What to produce |
Copy out the records that follow, leaving every character as it is.

[Dataset rows for apps and sites]

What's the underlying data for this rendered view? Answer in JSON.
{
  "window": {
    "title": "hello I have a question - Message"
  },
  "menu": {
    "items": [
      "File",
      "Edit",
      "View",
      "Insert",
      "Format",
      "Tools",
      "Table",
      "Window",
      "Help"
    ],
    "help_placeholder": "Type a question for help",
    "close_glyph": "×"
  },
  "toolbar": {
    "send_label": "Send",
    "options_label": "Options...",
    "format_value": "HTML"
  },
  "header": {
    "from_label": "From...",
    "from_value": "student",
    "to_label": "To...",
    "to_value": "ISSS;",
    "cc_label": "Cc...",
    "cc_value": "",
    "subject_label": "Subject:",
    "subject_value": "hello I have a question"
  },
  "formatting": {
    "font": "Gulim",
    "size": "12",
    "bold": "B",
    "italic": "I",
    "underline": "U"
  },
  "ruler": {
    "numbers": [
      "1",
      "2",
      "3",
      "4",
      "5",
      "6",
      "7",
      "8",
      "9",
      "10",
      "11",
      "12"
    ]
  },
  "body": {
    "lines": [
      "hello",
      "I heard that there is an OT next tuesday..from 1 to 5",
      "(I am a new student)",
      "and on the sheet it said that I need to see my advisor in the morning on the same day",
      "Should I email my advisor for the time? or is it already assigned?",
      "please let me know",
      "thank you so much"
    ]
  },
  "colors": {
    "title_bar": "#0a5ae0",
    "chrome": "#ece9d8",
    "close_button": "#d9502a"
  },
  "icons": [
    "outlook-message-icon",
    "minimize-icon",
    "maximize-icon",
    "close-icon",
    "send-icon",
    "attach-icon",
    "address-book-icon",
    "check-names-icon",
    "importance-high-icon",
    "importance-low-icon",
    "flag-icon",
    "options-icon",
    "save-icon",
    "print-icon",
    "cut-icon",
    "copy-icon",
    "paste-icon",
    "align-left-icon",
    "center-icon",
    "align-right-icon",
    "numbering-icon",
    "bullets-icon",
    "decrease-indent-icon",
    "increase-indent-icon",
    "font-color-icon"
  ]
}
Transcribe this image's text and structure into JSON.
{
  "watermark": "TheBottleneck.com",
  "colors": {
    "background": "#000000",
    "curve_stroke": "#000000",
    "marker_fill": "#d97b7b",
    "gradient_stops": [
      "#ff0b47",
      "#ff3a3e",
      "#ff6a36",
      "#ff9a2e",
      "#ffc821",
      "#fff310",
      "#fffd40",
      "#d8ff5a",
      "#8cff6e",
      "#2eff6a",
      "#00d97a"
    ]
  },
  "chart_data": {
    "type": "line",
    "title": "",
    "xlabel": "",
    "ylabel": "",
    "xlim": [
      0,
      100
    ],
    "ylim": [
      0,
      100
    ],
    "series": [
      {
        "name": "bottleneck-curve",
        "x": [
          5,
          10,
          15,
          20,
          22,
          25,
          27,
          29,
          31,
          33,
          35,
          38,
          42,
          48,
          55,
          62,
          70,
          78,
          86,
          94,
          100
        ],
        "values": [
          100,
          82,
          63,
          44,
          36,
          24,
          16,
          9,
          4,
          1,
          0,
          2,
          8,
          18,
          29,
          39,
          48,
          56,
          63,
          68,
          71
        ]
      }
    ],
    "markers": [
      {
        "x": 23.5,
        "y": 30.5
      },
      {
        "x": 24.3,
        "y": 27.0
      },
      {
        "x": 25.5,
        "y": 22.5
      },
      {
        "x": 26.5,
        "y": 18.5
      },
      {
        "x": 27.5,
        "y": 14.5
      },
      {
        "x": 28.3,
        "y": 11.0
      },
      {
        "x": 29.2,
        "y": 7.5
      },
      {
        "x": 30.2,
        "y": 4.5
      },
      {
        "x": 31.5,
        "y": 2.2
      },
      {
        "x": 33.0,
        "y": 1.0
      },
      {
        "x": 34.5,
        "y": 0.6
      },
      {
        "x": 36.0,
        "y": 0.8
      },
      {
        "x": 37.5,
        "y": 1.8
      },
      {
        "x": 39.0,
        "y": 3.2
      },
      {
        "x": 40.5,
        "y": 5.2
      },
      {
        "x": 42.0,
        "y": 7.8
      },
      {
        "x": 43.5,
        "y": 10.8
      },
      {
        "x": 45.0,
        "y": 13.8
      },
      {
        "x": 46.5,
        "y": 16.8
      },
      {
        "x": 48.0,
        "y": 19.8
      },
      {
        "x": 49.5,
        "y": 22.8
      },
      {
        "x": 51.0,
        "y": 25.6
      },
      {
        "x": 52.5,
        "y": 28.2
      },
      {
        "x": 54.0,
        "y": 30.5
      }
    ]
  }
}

Answer space |
What's the underlying data for this rendered view? Answer in JSON.
{
  "window": {
    "title": "hello I have a question - Message"
  },
  "menu": {
    "items": [
      "File",
      "Edit",
      "View",
      "Insert",
      "Format",
      "Tools",
      "Table",
      "Window",
      "Help"
    ],
    "help_placeholder": "Type a question for help",
    "close_glyph": "×"
  },
  "toolbar": {
    "send_label": "Send",
    "options_label": "Options...",
    "format_value": "HTML"
  },
  "header": {
    "from_label": "From...",
    "from_value": "student",
    "to_label": "To...",
    "to_value": "ISSS;",
    "cc_label": "Cc...",
    "cc_value": "",
    "subject_label": "Subject:",
    "subject_value": "hello I have a question"
  },
  "formatting": {
    "font": "Gulim",
    "size": "12",
    "bold": "B",
    "italic": "I",
    "underline": "U"
  },
  "ruler": {
    "numbers": [
      "1",
      "2",
      "3",
      "4",
      "5",
      "6",
      "7",
      "8",
      "9",
      "10",
      "11",
      "12"
    ]
  },
  "body": {
    "lines": [
      "hello",
      "I heard that there is an OT next tuesday..from 1 to 5",
      "(I am a new student)",
      "and on the sheet it said that I need to see my advisor in the morning on the same day",
      "Should I email my advisor for the time? or is it already assigned?",
      "please let me know",
      "thank you so much"
    ]
  },
  "colors": {
    "title_bar": "#0a5ae0",
    "chrome": "#ece9d8",
    "close_button": "#d9502a"
  },
  "icons": [
    "outlook-message-icon",
    "minimize-icon",
    "maximize-icon",
    "close-icon",
    "send-icon",
    "attach-icon",
    "address-book-icon",
    "check-names-icon",
    "importance-high-icon",
    "importance-low-icon",
    "flag-icon",
    "options-icon",
    "save-icon",
    "print-icon",
    "cut-icon",
    "copy-icon",
    "paste-icon",
    "align-left-icon",
    "center-icon",
    "align-right-icon",
    "numbering-icon",
    "bullets-icon",
    "decrease-indent-icon",
    "increase-indent-icon",
    "font-color-icon"
  ]
}
Transcribe this image's text and structure into JSON.
{
  "watermark": "TheBottleneck.com",
  "colors": {
    "background": "#000000",
    "curve_stroke": "#000000",
    "marker_fill": "#d97b7b",
    "gradient_stops": [
      "#ff0b47",
      "#ff3a3e",
      "#ff6a36",
      "#ff9a2e",
      "#ffc821",
      "#fff310",
      "#fffd40",
      "#d8ff5a",
      "#8cff6e",
      "#2eff6a",
      "#00d97a"
    ]
  },
  "chart_data": {
    "type": "line",
    "title": "",
    "xlabel": "",
    "ylabel": "",
    "xlim": [
      0,
      100
    ],
    "ylim": [
      0,
      100
    ],
    "series": [
      {
        "name": "bottleneck-curve",
        "x": [
          5,
          10,
          15,
          20,
          22,
          25,
          27,
          29,
          31,
          33,
          35,
          38,
          42,
          48,
          55,
          62,
          70,
          78,
          86,
          94,
          100
        ],
        "values": [
          100,
          82,
          63,
          44,
          36,
          24,
          16,
          9,
          4,
          1,
          0,
          2,
          8,
          18,
          29,
          39,
          48,
          56,
          63,
          68,
          71
        ]
      }
    ],
    "markers": [
      {
        "x": 23.5,
        "y": 30.5
      },
      {
        "x": 24.3,
        "y": 27.0
      },
      {
        "x": 25.5,
        "y": 22.5
      },
      {
        "x": 26.5,
        "y": 18.5
      },
      {
        "x": 27.5,
        "y": 14.5
      },
      {
        "x": 28.3,
        "y": 11.0
      },
      {
        "x": 29.2,
        "y": 7.5
      },
      {
        "x": 30.2,
        "y": 4.5
      },
      {
        "x": 31.5,
        "y": 2.2
      },
      {
        "x": 33.0,
        "y": 1.0
      },
      {
        "x": 34.5,
        "y": 0.6
      },
      {
        "x": 36.0,
        "y": 0.8
      },
      {
        "x": 37.5,
        "y": 1.8
      },
      {
        "x": 39.0,
        "y": 3.2
      },
      {
        "x": 40.5,
        "y": 5.2
      },
      {
        "x": 42.0,
        "y": 7.8
      },
      {
        "x": 43.5,
        "y": 10.8
      },
      {
        "x": 45.0,
        "y": 13.8
      },
      {
        "x": 46.5,
        "y": 16.8
      },
      {
        "x": 48.0,
        "y": 19.8
      },
      {
        "x": 49.5,
        "y": 22.8
      },
      {
        "x": 51.0,
        "y": 25.6
      },
      {
        "x": 52.5,
        "y": 28.2
      },
      {
        "x": 54.0,
        "y": 30.5
      }
    ]
  }
}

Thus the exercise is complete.